• Wheel Inspection

  • General discussion about railroad operations, related facilities, maps, and other resources.
General discussion about railroad operations, related facilities, maps, and other resources.

Moderator: Robert Paniagua

  by ButchInAlaska
I have just started my apprenticeship in Fairbanks,Alaska for a Carman. I am working on my lessons and I have a confusing question. I am wondering if "Wheel Skid" and "Wheel Sliding" are the same thing or if there is a difference. If anyone could help me or point me in the direction to find the answer I would appreciate it. Thanks.

  by Aji-tater
Butch, the term "wheel sliding" I'm familiar with - failing to release a handbrake, a retainer left up, or air brakes which are not acting right, can cause wheels to slide causing flat spots. "Wheel skid" **could** be used to describe that condition or it could be something different (a skate, maybe?) - it's a new one on me.

You will find different parts of the country use different terms for things so maybe someone else has used that term. Try asking your instructor or some old timers there. When you get an answer, please post here so we can learn too. Good luck with your new job.

I was wondering if "skid", was the term used for the lateral motion of the tread, as it moves "sideways" across the railhead, in a curve? I don't have my books here, in the motel, but the trucks do many things, besides holding the wheels. They torsion, flex, twist and will also skew. These are extreme, in extreme curvature. The wheels don't run straight, in a curve, if they did, they would climb over the outside rail. Those wheels, while rolling, are also constantly shifting to the inside of the rail, as the wheel climbs up, off the tread, and onto the radius of the flange. I am wondering, if this constant movement, back onto the tread, is a skid? Easily seen, at very low speed, on a tight curve, it actually produces loud "popping" sounds, as it slides from the radius, back onto the tread. The other thought, was a wheel, that slowly slides, while still moving. A car moving at 20 mph, might have a dragging brake, that "skids" the wheel, at perhaps ony 8-10 mph, really a series of mini slides, and the result is built up material, on the tread, from the metal melting, being moved up, onto the tread, then cooled again. A sliding wheel, is just that. A wheel NOT rolling, and sliding along, usually burning a flat spot, with lost material being deposited on the railhead, not the wheel. Been many years, since I worked as a car knocker, and thankfully, I have forgotten most of the stuff, I learned. Probably created more questions for you, than answers, but I tried............ :P

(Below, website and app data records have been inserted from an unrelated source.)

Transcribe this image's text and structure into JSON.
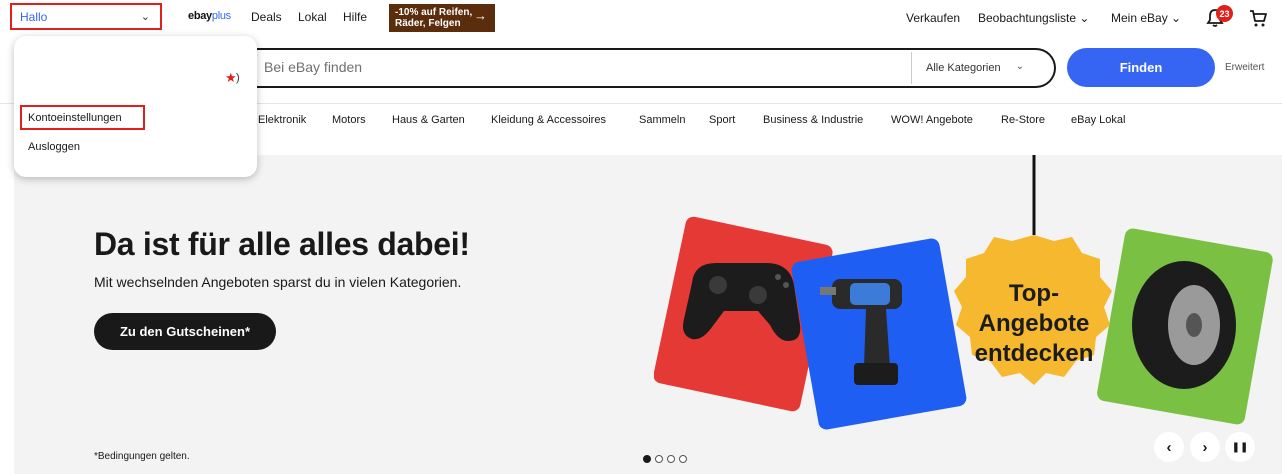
{
  "topbar": {
    "greeting": "Hallo",
    "ebayplus_prefix": "ebay",
    "ebayplus_suffix": "plus",
    "links": [
      "Deals",
      "Lokal",
      "Hilfe"
    ],
    "promo_line1": "-10% auf Reifen,",
    "promo_line2": "Räder, Felgen",
    "promo_arrow": "→",
    "right_links": [
      "Verkaufen",
      "Beobachtungsliste",
      "Mein eBay"
    ],
    "notification_count": "23"
  },
  "account_menu": {
    "items": [
      "Kontoeinstellungen",
      "Ausloggen"
    ],
    "suffix": ")"
  },
  "search": {
    "placeholder": "Bei eBay finden",
    "category": "Alle Kategorien",
    "button": "Finden",
    "advanced": "Erweitert"
  },
  "nav": [
    "Elektronik",
    "Motors",
    "Haus & Garten",
    "Kleidung & Accessoires",
    "Sammeln",
    "Sport",
    "Business & Industrie",
    "WOW! Angebote",
    "Re-Store",
    "eBay Lokal"
  ],
  "hero": {
    "title": "Da ist für alle alles dabei!",
    "subtitle": "Mit wechselnden Angeboten sparst du in vielen Kategorien.",
    "cta": "Zu den Gutscheinen*",
    "terms": "*Bedingungen gelten.",
    "badge_line1": "Top-",
    "badge_line2": "Angebote",
    "badge_line3": "entdecken",
    "slide_count": 4,
    "active_slide": 1,
    "prev_label": "‹",
    "next_label": "›",
    "pause_label": "❚❚"
  },
  "colors": {
    "accent_blue": "#3665f3",
    "highlight_red": "#e0201b",
    "promo_brown": "#5c2d0c",
    "card_red": "#e53935",
    "card_blue": "#1e5ef3",
    "card_green": "#7ac143",
    "badge_yellow": "#f5b82e"
  }
}
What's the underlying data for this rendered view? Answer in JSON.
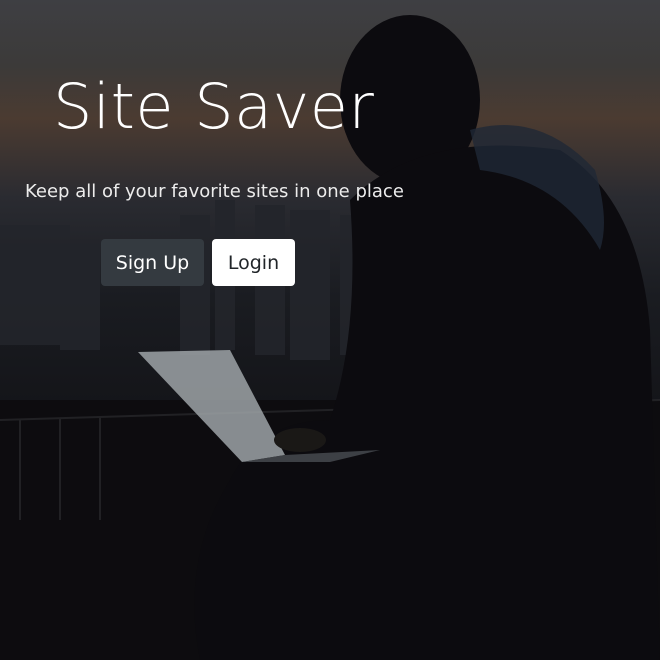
{
  "hero": {
    "title": "Site Saver",
    "tagline": "Keep all of your favorite sites in one place"
  },
  "actions": {
    "signup_label": "Sign Up",
    "login_label": "Login"
  },
  "colors": {
    "signup_bg": "#343a40",
    "login_bg": "#ffffff",
    "text_light": "#ffffff"
  }
}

"Old-Timers"? I thought you WAS an old-timer, Aji................... :P

  by Aji-tater
Some days it sure FEELS like it, LOL. I'm generally in great health but sometimes I ache in places I didn't know I had 20 years ago. :-)
  by ButchInAlaska
I appeciate your guys help. This is all new to me. The question in my lesson pertained to "improper use of a hand brake". I guess maybe the term "skid" was just another way of saying the wheel was sliding. I'll go and ask some of the guys at work to make sure. I really do appreciate the input. Maybe someday when I'm an Oldtimer I can do the same for someone else. I'll let you know what they say.